Dataset rows describing interfaces

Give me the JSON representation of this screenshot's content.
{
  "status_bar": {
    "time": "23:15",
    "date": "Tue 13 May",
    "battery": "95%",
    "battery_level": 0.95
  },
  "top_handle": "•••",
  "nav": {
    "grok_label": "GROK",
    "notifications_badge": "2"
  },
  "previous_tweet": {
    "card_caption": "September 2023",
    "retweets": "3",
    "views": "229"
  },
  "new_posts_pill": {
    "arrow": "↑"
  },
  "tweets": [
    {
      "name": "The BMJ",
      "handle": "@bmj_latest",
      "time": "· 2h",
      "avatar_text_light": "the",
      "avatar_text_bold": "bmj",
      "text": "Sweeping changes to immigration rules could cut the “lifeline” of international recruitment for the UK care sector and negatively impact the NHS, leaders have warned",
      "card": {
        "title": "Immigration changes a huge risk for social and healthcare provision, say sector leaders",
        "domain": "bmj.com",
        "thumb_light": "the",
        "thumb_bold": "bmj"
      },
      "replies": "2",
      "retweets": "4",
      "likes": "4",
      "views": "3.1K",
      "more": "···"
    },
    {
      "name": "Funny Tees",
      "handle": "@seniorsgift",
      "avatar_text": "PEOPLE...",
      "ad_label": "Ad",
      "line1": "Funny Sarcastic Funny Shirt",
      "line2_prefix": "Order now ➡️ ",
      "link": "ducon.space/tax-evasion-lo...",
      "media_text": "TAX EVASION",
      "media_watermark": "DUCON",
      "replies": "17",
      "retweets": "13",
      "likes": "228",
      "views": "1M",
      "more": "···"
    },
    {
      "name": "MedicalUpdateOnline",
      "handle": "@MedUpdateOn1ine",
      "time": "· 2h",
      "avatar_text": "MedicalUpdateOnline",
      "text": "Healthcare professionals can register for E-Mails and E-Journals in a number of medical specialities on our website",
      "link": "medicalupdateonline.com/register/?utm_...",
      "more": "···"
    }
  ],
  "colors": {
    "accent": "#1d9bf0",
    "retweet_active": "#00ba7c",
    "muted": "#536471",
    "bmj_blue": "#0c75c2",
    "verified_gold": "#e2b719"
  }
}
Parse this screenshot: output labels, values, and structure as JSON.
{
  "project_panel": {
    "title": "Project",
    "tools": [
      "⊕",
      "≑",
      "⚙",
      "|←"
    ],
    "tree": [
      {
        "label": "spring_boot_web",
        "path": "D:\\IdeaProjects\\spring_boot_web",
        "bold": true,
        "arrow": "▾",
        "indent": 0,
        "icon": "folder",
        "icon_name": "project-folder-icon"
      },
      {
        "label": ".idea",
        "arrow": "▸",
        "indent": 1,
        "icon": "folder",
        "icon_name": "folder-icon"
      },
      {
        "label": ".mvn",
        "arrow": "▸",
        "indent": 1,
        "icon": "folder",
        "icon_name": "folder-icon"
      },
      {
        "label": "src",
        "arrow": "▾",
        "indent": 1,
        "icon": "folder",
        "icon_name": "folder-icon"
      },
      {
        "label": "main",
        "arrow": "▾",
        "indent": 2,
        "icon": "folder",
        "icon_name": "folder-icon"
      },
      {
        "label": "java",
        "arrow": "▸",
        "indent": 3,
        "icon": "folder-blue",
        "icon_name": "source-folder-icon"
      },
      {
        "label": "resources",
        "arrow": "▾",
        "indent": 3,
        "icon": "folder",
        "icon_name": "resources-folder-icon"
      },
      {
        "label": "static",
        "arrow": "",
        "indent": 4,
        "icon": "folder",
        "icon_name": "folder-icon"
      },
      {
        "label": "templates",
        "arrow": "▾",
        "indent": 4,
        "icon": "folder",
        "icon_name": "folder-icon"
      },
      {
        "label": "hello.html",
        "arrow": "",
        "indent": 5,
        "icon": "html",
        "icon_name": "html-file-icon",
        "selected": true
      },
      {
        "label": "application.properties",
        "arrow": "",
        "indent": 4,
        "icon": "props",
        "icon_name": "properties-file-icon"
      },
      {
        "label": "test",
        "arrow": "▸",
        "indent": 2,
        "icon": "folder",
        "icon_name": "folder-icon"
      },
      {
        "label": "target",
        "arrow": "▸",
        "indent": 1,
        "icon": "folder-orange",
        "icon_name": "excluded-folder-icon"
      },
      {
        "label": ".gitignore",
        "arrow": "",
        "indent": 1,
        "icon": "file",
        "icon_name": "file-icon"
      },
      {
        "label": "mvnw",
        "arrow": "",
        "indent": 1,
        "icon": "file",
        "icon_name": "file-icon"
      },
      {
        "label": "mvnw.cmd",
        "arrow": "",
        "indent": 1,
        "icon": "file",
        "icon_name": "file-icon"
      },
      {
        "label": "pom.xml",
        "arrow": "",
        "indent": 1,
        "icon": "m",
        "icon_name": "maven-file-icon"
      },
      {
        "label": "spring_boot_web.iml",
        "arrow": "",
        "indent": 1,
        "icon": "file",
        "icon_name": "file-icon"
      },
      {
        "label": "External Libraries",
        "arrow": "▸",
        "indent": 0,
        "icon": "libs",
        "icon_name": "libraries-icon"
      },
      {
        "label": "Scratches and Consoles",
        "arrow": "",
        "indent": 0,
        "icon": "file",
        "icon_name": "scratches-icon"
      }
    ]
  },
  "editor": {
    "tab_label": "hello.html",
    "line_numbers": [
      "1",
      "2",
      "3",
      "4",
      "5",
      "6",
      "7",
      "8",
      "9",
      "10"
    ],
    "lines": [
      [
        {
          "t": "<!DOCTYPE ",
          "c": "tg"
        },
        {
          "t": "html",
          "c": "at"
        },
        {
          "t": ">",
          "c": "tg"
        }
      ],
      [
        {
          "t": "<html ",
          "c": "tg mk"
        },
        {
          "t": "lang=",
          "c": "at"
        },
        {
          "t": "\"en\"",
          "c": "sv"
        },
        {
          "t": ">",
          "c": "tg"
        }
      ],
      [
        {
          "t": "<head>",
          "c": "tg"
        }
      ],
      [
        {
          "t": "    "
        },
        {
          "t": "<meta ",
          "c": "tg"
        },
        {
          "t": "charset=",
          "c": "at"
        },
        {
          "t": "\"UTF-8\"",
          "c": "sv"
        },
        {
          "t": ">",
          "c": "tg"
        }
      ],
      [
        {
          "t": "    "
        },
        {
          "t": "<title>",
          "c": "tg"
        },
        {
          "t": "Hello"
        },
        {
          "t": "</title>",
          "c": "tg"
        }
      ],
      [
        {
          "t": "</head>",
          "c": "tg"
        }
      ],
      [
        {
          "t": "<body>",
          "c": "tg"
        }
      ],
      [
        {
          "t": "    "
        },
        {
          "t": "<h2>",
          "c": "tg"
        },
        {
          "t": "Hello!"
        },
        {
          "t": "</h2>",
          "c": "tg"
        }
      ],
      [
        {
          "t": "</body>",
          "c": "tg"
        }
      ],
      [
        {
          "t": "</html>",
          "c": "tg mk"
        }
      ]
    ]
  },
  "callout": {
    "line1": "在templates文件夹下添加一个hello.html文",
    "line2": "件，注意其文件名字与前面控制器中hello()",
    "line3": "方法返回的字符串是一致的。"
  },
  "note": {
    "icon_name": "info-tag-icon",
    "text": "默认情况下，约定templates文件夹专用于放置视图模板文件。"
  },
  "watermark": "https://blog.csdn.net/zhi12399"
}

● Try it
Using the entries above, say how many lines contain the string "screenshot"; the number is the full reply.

● Written answer
2